▶ Work instructions: Output the data below in full, byte for byte. Nothing may differ.

▶ Data listing:
════════════════

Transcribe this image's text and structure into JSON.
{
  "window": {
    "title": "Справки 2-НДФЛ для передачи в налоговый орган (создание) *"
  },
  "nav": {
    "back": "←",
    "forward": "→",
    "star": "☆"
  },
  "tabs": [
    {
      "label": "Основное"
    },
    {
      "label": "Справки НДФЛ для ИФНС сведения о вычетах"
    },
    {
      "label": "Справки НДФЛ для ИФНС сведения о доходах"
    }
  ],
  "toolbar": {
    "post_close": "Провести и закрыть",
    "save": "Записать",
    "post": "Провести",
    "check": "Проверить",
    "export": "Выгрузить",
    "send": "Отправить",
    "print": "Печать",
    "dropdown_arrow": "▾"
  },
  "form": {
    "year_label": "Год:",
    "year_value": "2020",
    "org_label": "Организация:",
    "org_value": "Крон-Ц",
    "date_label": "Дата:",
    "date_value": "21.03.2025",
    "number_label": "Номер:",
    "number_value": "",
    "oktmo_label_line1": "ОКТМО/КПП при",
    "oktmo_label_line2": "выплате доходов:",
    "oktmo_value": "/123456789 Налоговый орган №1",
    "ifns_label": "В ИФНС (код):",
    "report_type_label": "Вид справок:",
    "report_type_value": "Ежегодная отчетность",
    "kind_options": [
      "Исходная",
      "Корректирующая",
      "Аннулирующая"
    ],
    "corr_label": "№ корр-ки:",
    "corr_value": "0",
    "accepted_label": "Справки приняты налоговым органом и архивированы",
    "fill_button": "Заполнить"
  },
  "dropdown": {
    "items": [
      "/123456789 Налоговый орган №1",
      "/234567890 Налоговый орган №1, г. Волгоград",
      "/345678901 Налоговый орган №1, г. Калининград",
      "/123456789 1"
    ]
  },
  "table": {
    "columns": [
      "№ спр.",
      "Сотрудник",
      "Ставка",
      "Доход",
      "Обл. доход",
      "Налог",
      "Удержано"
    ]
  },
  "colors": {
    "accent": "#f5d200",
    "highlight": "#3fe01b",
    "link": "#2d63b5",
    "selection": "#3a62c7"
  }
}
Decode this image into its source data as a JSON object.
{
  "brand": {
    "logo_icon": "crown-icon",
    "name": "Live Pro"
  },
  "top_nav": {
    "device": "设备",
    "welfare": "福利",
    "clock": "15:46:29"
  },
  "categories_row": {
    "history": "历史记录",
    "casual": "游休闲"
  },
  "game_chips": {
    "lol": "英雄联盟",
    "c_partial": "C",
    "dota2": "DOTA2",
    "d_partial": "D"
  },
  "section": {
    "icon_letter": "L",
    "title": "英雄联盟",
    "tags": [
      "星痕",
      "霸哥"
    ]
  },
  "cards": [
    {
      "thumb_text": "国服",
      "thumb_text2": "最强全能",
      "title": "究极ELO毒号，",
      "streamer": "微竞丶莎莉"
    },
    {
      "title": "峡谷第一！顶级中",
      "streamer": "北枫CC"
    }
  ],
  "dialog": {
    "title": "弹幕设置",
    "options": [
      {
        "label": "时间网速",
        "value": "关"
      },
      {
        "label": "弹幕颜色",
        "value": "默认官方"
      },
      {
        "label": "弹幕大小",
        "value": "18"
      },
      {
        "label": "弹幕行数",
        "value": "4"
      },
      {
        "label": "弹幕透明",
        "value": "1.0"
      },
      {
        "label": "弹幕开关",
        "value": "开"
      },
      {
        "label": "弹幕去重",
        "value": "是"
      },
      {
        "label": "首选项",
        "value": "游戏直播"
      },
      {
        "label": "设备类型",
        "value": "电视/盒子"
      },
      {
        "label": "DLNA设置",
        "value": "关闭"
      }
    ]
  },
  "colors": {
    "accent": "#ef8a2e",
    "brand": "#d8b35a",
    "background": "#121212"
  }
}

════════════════

▶ Response box:
Transcribe this image's text and structure into JSON.
{
  "window": {
    "title": "Справки 2-НДФЛ для передачи в налоговый орган (создание) *"
  },
  "nav": {
    "back": "←",
    "forward": "→",
    "star": "☆"
  },
  "tabs": [
    {
      "label": "Основное"
    },
    {
      "label": "Справки НДФЛ для ИФНС сведения о вычетах"
    },
    {
      "label": "Справки НДФЛ для ИФНС сведения о доходах"
    }
  ],
  "toolbar": {
    "post_close": "Провести и закрыть",
    "save": "Записать",
    "post": "Провести",
    "check": "Проверить",
    "export": "Выгрузить",
    "send": "Отправить",
    "print": "Печать",
    "dropdown_arrow": "▾"
  },
  "form": {
    "year_label": "Год:",
    "year_value": "2020",
    "org_label": "Организация:",
    "org_value": "Крон-Ц",
    "date_label": "Дата:",
    "date_value": "21.03.2025",
    "number_label": "Номер:",
    "number_value": "",
    "oktmo_label_line1": "ОКТМО/КПП при",
    "oktmo_label_line2": "выплате доходов:",
    "oktmo_value": "/123456789 Налоговый орган №1",
    "ifns_label": "В ИФНС (код):",
    "report_type_label": "Вид справок:",
    "report_type_value": "Ежегодная отчетность",
    "kind_options": [
      "Исходная",
      "Корректирующая",
      "Аннулирующая"
    ],
    "corr_label": "№ корр-ки:",
    "corr_value": "0",
    "accepted_label": "Справки приняты налоговым органом и архивированы",
    "fill_button": "Заполнить"
  },
  "dropdown": {
    "items": [
      "/123456789 Налоговый орган №1",
      "/234567890 Налоговый орган №1, г. Волгоград",
      "/345678901 Налоговый орган №1, г. Калининград",
      "/123456789 1"
    ]
  },
  "table": {
    "columns": [
      "№ спр.",
      "Сотрудник",
      "Ставка",
      "Доход",
      "Обл. доход",
      "Налог",
      "Удержано"
    ]
  },
  "colors": {
    "accent": "#f5d200",
    "highlight": "#3fe01b",
    "link": "#2d63b5",
    "selection": "#3a62c7"
  }
}
Decode this image into its source data as a JSON object.
{
  "brand": {
    "logo_icon": "crown-icon",
    "name": "Live Pro"
  },
  "top_nav": {
    "device": "设备",
    "welfare": "福利",
    "clock": "15:46:29"
  },
  "categories_row": {
    "history": "历史记录",
    "casual": "游休闲"
  },
  "game_chips": {
    "lol": "英雄联盟",
    "c_partial": "C",
    "dota2": "DOTA2",
    "d_partial": "D"
  },
  "section": {
    "icon_letter": "L",
    "title": "英雄联盟",
    "tags": [
      "星痕",
      "霸哥"
    ]
  },
  "cards": [
    {
      "thumb_text": "国服",
      "thumb_text2": "最强全能",
      "title": "究极ELO毒号，",
      "streamer": "微竞丶莎莉"
    },
    {
      "title": "峡谷第一！顶级中",
      "streamer": "北枫CC"
    }
  ],
  "dialog": {
    "title": "弹幕设置",
    "options": [
      {
        "label": "时间网速",
        "value": "关"
      },
      {
        "label": "弹幕颜色",
        "value": "默认官方"
      },
      {
        "label": "弹幕大小",
        "value": "18"
      },
      {
        "label": "弹幕行数",
        "value": "4"
      },
      {
        "label": "弹幕透明",
        "value": "1.0"
      },
      {
        "label": "弹幕开关",
        "value": "开"
      },
      {
        "label": "弹幕去重",
        "value": "是"
      },
      {
        "label": "首选项",
        "value": "游戏直播"
      },
      {
        "label": "设备类型",
        "value": "电视/盒子"
      },
      {
        "label": "DLNA设置",
        "value": "关闭"
      }
    ]
  },
  "colors": {
    "accent": "#ef8a2e",
    "brand": "#d8b35a",
    "background": "#121212"
  }
}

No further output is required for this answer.